Consider, for example, House Bill 1621. This bill would put in place new regulations to deal with the problem of puppy mills in Paradise. As the proposed bill itself states, “The legislature finds that Hawaii does not currently regulate the large scale breeding of dogs and that this lack of regulation often results in the breeding of dogs in a cruel and inhumane manner.  The large scale breeding of dogs is often conducted under conditions that inflict long-term suffering on the dogs and may also lead to the sale of unhealthy dogs to unsuspecting consumers.”

Therefore, “it is necessary to regulate large scale dog breeding operations and facilities in order to prevent cruel treatment of the dogs and protect the public.”

The current lack of regulation has led to such horrors as those uncovered at a breeding facility called Bradley Hawaiian Puppies last year. In June 2010, a former employee contacted Last Chance for Animals to inform them of horrible conditions at the facility.

LCA dispatched an investigator who worked undercover at Bradley Hawaiian Puppies. What he saw was heart-wrenching. “There were about 130 dogs, puppies and adults, all different types of breeds,” he reported. “It was almost impossible to breathe at times, the smell of feces and urine permeated the property. The sick and injured dogs, including a dog with a cancerous tumor, were caged indoors 24/7, with no special treatment given to them whatsoever.”

When asked about the LCA’s findings, Vernon Luke, a former manager at the puppy mill, said “I don’t think it is that serious.” Dave Becker, the current owner of Bradley Hawaiian Puppies, was even more succinct: “What’s the big deal?”

HB 1621 hopes to improve the situation.
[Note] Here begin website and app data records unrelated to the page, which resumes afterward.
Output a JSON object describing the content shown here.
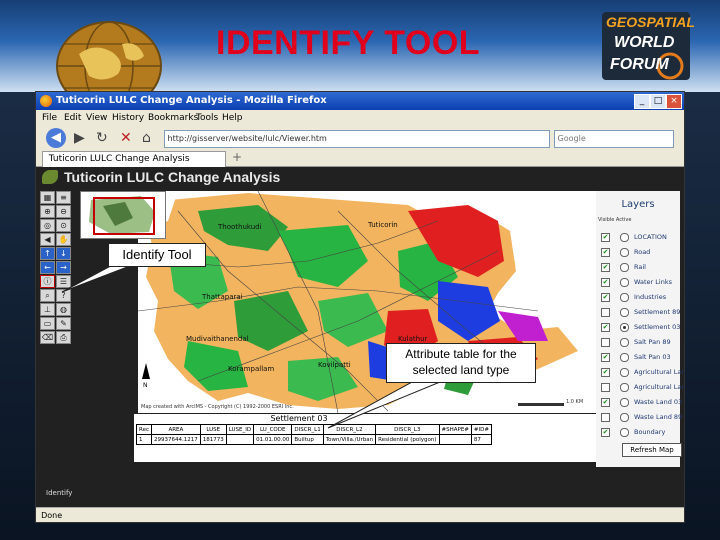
{
  "slide": {
    "title": "IDENTIFY TOOL",
    "logo_lines": [
      "GEOSPATIAL",
      "WORLD",
      "FORUM"
    ],
    "colors": {
      "title": "#e0001b",
      "banner_top": "#163e74",
      "banner_bottom": "#cfe0f1"
    }
  },
  "browser": {
    "window_title": "Tuticorin LULC Change Analysis - Mozilla Firefox",
    "menu": [
      "File",
      "Edit",
      "View",
      "History",
      "Bookmarks",
      "Tools",
      "Help"
    ],
    "url": "http://gisserver/website/lulc/Viewer.htm",
    "search_placeholder": "Google",
    "tab_label": "Tuticorin LULC Change Analysis",
    "new_tab": "+",
    "status": "Done",
    "window_buttons": [
      "_",
      "□",
      "×"
    ]
  },
  "app": {
    "title": "Tuticorin LULC Change Analysis",
    "status_left": "Identify",
    "map_credit": "Map created with ArcIMS - Copyright (C) 1992-2000 ESRI Inc.",
    "scale_label": "1.0 KM"
  },
  "layers_panel": {
    "heading": "Layers",
    "subheading": "Visible Active",
    "items": [
      {
        "label": "LOCATION",
        "checked": true,
        "active": false
      },
      {
        "label": "Road",
        "checked": true,
        "active": false
      },
      {
        "label": "Rail",
        "checked": true,
        "active": false
      },
      {
        "label": "Water Links",
        "checked": true,
        "active": false
      },
      {
        "label": "Industries",
        "checked": true,
        "active": false
      },
      {
        "label": "Settlement 89",
        "checked": false,
        "active": false
      },
      {
        "label": "Settlement 03",
        "checked": true,
        "active": true
      },
      {
        "label": "Salt Pan 89",
        "checked": false,
        "active": false
      },
      {
        "label": "Salt Pan 03",
        "checked": true,
        "active": false
      },
      {
        "label": "Agricultural Land 03",
        "checked": true,
        "active": false
      },
      {
        "label": "Agricultural Land 89",
        "checked": false,
        "active": false
      },
      {
        "label": "Waste Land 03",
        "checked": true,
        "active": false
      },
      {
        "label": "Waste Land 89",
        "checked": false,
        "active": false
      },
      {
        "label": "Boundary",
        "checked": true,
        "active": false
      }
    ],
    "refresh_label": "Refresh Map"
  },
  "attribute_table": {
    "title": "Settlement 03",
    "columns": [
      "Rec",
      "AREA",
      "LUSE",
      "LUSE_ID",
      "LU_CODE",
      "DISCR_L1",
      "DISCR_L2",
      "DISCR_L3",
      "#SHAPE#",
      "#ID#"
    ],
    "rows": [
      [
        "1",
        "29937644.1217",
        "181773",
        "",
        "01.01.00.00",
        "Builtup",
        "Town/Villa./Urban",
        "Residential (polygon)",
        "",
        "87"
      ]
    ]
  },
  "callouts": {
    "identify": "Identify Tool",
    "attribute": "Attribute table for the selected land type"
  },
  "map_labels": [
    "Thoothukudi",
    "Tuticorin",
    "Korampallam",
    "Mudivaithanendal",
    "Thattaparai",
    "Kulathur",
    "Kovilpatti"
  ]
}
According to the Hawaiian Humane Society, the bill would mandate licensing of large scale breeders. It would cap the total number of breeding animals at 50, limit the number of times a female can be bred and set minimum standards of care, such as indoor/outdoor access and annual veterinary care. It would also provide law enforcement the access they need to inspect commercial breeding operations.

In explaining the need for this bill, State Representative Cynthia Thielen said, “People would look at Hawaii and say, ‘You mean Hawaii lets this inhumane process go on and they aren’t doing anything about it?'” She added, “This is the state of aloha and we should be giving that aloha to our little four legged friends, too.”

Take a stand against puppy mills in Hawaii. Send a letter to Hawaii lawmakers urging them to pass HB 1621. Act quickly; the deadline for written testimony is Monday, February 7th.

Photo Credit: Last Chance for Animals